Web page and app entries
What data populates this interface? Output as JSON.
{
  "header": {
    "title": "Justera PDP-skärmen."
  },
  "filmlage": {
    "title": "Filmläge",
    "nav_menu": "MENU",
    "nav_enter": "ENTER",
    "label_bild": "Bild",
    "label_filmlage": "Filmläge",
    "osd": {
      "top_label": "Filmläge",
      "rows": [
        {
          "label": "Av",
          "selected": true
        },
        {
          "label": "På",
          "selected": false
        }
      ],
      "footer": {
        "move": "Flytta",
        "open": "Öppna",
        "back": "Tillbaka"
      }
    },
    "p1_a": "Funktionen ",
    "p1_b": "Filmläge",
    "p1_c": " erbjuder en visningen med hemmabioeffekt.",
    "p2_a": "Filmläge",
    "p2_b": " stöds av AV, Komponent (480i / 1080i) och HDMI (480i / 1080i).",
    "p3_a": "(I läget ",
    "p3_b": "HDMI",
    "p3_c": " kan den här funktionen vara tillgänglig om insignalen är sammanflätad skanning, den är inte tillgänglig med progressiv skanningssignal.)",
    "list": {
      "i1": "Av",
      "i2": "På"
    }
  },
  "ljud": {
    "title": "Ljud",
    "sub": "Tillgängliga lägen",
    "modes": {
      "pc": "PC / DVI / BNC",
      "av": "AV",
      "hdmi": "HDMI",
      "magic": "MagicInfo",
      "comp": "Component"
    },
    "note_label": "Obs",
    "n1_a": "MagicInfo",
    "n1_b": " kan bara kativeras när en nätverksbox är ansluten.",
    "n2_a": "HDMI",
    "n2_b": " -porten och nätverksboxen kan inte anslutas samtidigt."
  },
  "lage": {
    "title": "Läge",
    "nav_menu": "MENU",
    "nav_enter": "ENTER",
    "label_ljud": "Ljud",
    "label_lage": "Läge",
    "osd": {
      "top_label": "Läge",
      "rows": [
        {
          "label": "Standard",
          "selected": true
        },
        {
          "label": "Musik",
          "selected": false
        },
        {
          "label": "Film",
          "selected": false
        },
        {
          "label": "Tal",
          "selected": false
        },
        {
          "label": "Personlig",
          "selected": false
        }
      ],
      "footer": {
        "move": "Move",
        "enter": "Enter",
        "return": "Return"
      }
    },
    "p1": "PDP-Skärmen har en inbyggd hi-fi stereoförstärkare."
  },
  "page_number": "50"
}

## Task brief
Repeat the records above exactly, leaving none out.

## Worked solution
What data populates this interface? Output as JSON.
{
  "header": {
    "title": "Justera PDP-skärmen."
  },
  "filmlage": {
    "title": "Filmläge",
    "nav_menu": "MENU",
    "nav_enter": "ENTER",
    "label_bild": "Bild",
    "label_filmlage": "Filmläge",
    "osd": {
      "top_label": "Filmläge",
      "rows": [
        {
          "label": "Av",
          "selected": true
        },
        {
          "label": "På",
          "selected": false
        }
      ],
      "footer": {
        "move": "Flytta",
        "open": "Öppna",
        "back": "Tillbaka"
      }
    },
    "p1_a": "Funktionen ",
    "p1_b": "Filmläge",
    "p1_c": " erbjuder en visningen med hemmabioeffekt.",
    "p2_a": "Filmläge",
    "p2_b": " stöds av AV, Komponent (480i / 1080i) och HDMI (480i / 1080i).",
    "p3_a": "(I läget ",
    "p3_b": "HDMI",
    "p3_c": " kan den här funktionen vara tillgänglig om insignalen är sammanflätad skanning, den är inte tillgänglig med progressiv skanningssignal.)",
    "list": {
      "i1": "Av",
      "i2": "På"
    }
  },
  "ljud": {
    "title": "Ljud",
    "sub": "Tillgängliga lägen",
    "modes": {
      "pc": "PC / DVI / BNC",
      "av": "AV",
      "hdmi": "HDMI",
      "magic": "MagicInfo",
      "comp": "Component"
    },
    "note_label": "Obs",
    "n1_a": "MagicInfo",
    "n1_b": " kan bara kativeras när en nätverksbox är ansluten.",
    "n2_a": "HDMI",
    "n2_b": " -porten och nätverksboxen kan inte anslutas samtidigt."
  },
  "lage": {
    "title": "Läge",
    "nav_menu": "MENU",
    "nav_enter": "ENTER",
    "label_ljud": "Ljud",
    "label_lage": "Läge",
    "osd": {
      "top_label": "Läge",
      "rows": [
        {
          "label": "Standard",
          "selected": true
        },
        {
          "label": "Musik",
          "selected": false
        },
        {
          "label": "Film",
          "selected": false
        },
        {
          "label": "Tal",
          "selected": false
        },
        {
          "label": "Personlig",
          "selected": false
        }
      ],
      "footer": {
        "move": "Move",
        "enter": "Enter",
        "return": "Return"
      }
    },
    "p1": "PDP-Skärmen har en inbyggd hi-fi stereoförstärkare."
  },
  "page_number": "50"
}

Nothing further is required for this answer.